Pick the lines holding the string "time" out of the records and copy them.

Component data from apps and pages
-.-.-
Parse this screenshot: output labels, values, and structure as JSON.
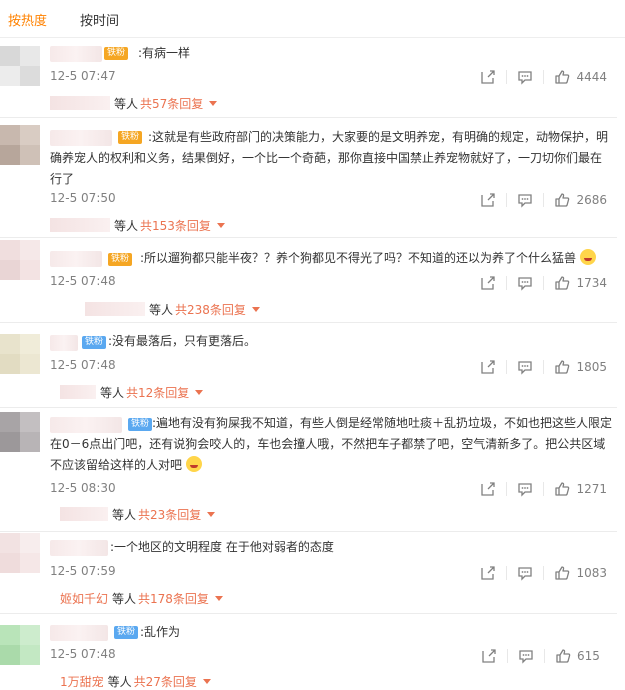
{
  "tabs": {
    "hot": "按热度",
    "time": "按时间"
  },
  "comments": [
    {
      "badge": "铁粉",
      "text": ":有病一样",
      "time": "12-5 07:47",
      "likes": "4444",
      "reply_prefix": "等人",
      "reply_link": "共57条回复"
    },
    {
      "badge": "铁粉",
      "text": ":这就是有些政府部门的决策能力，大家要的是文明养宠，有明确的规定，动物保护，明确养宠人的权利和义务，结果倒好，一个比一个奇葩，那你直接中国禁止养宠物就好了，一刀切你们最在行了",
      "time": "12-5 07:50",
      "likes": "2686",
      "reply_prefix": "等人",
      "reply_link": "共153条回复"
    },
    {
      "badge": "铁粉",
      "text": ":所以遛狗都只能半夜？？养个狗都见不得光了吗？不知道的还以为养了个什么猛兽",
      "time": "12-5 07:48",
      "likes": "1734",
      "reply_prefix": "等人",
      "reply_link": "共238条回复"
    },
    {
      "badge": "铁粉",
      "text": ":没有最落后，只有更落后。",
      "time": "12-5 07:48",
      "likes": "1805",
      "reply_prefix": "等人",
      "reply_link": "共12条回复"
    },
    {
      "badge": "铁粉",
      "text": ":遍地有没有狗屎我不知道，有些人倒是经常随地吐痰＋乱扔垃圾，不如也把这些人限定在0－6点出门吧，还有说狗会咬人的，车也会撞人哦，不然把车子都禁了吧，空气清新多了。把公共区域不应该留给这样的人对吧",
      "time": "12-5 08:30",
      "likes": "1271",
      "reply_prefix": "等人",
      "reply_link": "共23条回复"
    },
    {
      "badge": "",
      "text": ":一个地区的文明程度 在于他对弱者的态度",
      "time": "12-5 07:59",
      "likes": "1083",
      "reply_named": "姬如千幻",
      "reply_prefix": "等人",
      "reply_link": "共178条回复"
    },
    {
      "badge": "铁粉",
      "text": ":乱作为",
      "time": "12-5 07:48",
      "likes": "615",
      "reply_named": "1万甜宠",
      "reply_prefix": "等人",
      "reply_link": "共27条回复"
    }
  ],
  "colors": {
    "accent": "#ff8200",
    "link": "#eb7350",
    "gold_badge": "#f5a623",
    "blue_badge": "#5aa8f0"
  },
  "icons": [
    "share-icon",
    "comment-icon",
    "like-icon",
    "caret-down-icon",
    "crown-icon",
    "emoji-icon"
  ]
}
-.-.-
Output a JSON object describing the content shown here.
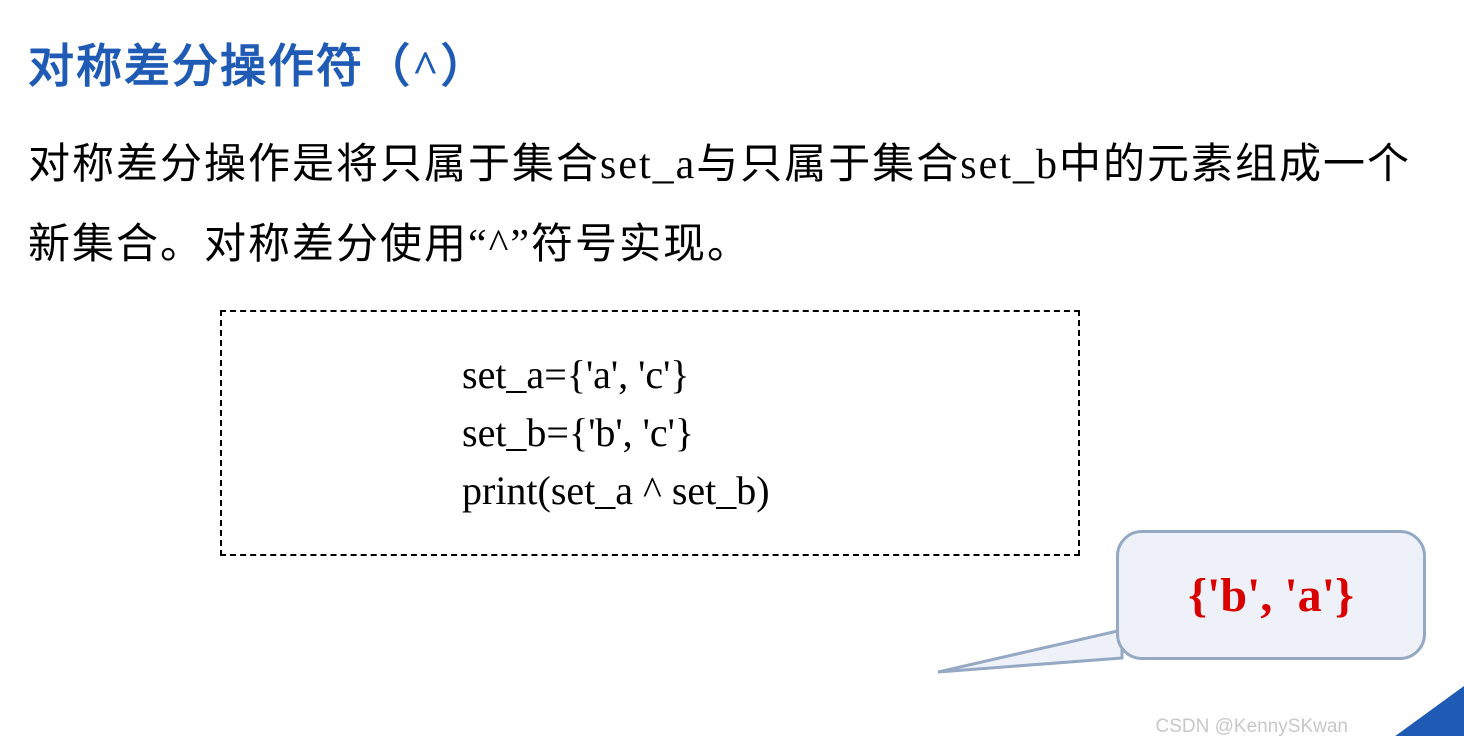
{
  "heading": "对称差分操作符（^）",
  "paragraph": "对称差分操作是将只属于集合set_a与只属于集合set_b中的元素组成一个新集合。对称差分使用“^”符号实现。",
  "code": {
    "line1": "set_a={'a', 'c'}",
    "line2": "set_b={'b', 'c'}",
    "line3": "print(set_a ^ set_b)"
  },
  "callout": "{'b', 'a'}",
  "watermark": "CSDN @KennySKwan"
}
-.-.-
= Answer to the problem =
    "time": "按时间"
      "time": "12-5 07:47",
      "time": "12-5 07:50",
      "time": "12-5 07:48",
      "time": "12-5 07:48",
      "time": "12-5 08:30",
      "time": "12-5 07:59",
      "time": "12-5 07:48",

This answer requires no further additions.